Silver Screen and Roll made the historical argument comparing this year’s MVP race to that of the 2001 race that saw Allen Iverson defeat Shaquille O’Neal. That year, Iverson wowed with an incredible offensive display while surrounded by mediocre offensive talent. Shaq, on the other hand, was a defensive and offensive force who just did all the dirty work for the eventual champion Lakers.

The comparison between the two MVP races is quite astonishing.

Chicago’s proficiency defensively with Derrick Rose off the floor speaks something to Rose’s value. Photo by: Keith Allison, Source: Flickr, found with

What might be more astonishing is the chart that shows the team is significantly better defensively with Rose off the floor. The Bulls have a 92.5 defensive efficiency with Rose off the floor. And this is a team that is already one of the best defensive squads in the league. It is important to note that the Bulls are a much better offensive team with Rose on the floor. But there is no denying these numbers suggest Rose’s impact is only felt on one side of the floor.

Howard, on the other hand, impacts just about every possession. You take Howard off the Magic and what you have would make many observers feel very uncomfortable. You could argue Howard and Rose both benefit from the argument of “their teams would be nowhere without them.” That is one popular approach to voting on the league’s MVP.

Another would be statistics. It seems Howard has some edge there. The big argument throughout the Internet during this whole debate has been centered on this.

Howard’s impact on the defensive end is close to immeasurable. His offense has been the best of his career and his PER reflects that.

He and LeBron James have been trading the lead in that category for the better part of the last two or three months. Howard’s 26.42 PER is second in the league, while Rose is 11th at 23.31 (behind non-MVP candidates Russell Westbrook, Kevin Love and Chris Paul). Rose only rises to eighth when measuring by John Hollinger’s value added rating and Howard is second.

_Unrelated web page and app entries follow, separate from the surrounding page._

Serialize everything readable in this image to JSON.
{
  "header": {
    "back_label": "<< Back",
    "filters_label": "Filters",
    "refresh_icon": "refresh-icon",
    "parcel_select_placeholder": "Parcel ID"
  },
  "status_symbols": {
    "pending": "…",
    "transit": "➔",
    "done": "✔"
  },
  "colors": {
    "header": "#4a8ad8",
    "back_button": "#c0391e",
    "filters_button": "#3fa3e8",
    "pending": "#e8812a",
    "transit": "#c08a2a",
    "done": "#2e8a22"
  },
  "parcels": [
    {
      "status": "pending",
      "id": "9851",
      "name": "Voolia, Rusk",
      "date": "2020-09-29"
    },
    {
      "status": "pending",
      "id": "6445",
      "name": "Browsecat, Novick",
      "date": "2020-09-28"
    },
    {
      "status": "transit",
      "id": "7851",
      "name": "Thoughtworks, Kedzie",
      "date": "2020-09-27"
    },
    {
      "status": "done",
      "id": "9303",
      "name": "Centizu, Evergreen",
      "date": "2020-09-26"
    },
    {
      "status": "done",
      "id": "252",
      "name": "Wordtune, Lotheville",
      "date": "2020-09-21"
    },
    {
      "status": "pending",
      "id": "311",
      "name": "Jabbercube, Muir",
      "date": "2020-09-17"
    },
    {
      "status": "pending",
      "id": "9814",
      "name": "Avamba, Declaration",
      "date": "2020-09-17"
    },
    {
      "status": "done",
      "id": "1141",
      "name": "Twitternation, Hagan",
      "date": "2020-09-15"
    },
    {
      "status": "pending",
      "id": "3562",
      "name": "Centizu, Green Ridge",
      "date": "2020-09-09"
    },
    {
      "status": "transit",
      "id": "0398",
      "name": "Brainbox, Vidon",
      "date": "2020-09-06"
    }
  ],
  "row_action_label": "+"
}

Those numbers might wash over the voters, because in the end this whole thing is a popularity contest. The “eye test” is most likely the method used by most voters. Both players pass the initial eye test. But then Rose does amazing things with the basketball. Howard’s approach is methodical and sometimes looks too easy. The way Rose finishes at the rim and the surprise of the Bulls’ season — added to the disappointment of the Magic’s — and Rose starts to smell more like an MVP.

In reality both Howard and Rose are MVPs. And ultimately the voters will have their say. It is easy for us to argue Howard deserves the award, we see him every night.

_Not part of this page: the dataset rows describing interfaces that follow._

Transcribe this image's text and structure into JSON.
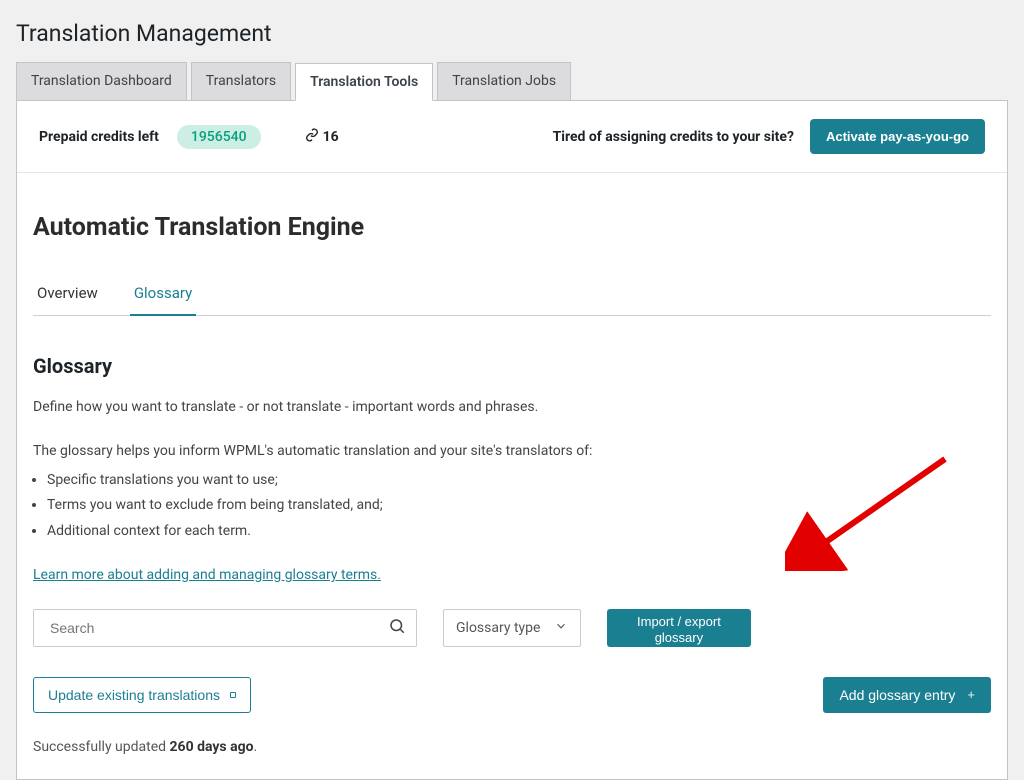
{
  "page_title": "Translation Management",
  "tabs": [
    {
      "label": "Translation Dashboard"
    },
    {
      "label": "Translators"
    },
    {
      "label": "Translation Tools"
    },
    {
      "label": "Translation Jobs"
    }
  ],
  "credits": {
    "label": "Prepaid credits left",
    "value": "1956540",
    "link_count": "16",
    "question": "Tired of assigning credits to your site?",
    "activate_btn": "Activate pay-as-you-go"
  },
  "section_title": "Automatic Translation Engine",
  "subtabs": [
    {
      "label": "Overview"
    },
    {
      "label": "Glossary"
    }
  ],
  "glossary": {
    "heading": "Glossary",
    "intro": "Define how you want to translate - or not translate - important words and phrases.",
    "help_intro": "The glossary helps you inform WPML's automatic translation and your site's translators of:",
    "bullets": [
      "Specific translations you want to use;",
      "Terms you want to exclude from being translated, and;",
      "Additional context for each term."
    ],
    "learn_more": "Learn more about adding and managing glossary terms.",
    "search_placeholder": "Search",
    "type_label": "Glossary type",
    "import_btn_line1": "Import / export",
    "import_btn_line2": "glossary",
    "update_btn": "Update existing translations",
    "add_btn": "Add glossary entry",
    "updated_prefix": "Successfully updated ",
    "updated_value": "260 days ago",
    "updated_suffix": "."
  }
}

The unfortunate part is that Howard is still fighting misconceptions about him — whether it is his ever-developing offensive repertoire or his “hot-headedness” that comes with those technical fouls he struggles to stay away from. And the eye test still seems to be the way most national voters, who may not see either player at their best, cast their vote.

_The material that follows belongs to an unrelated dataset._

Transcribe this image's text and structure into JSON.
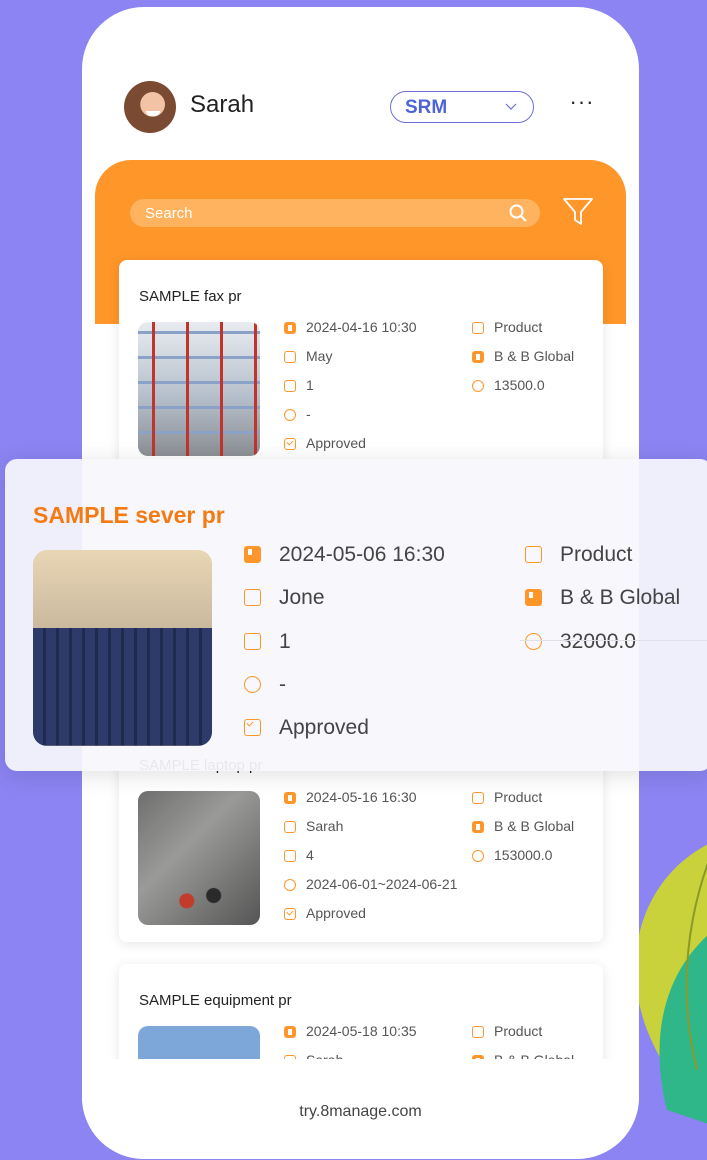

Unfortunately, as deserving as I think Howard might be of the award, Van Gundy appears to be right. Rose is going to win this popularity contest this year.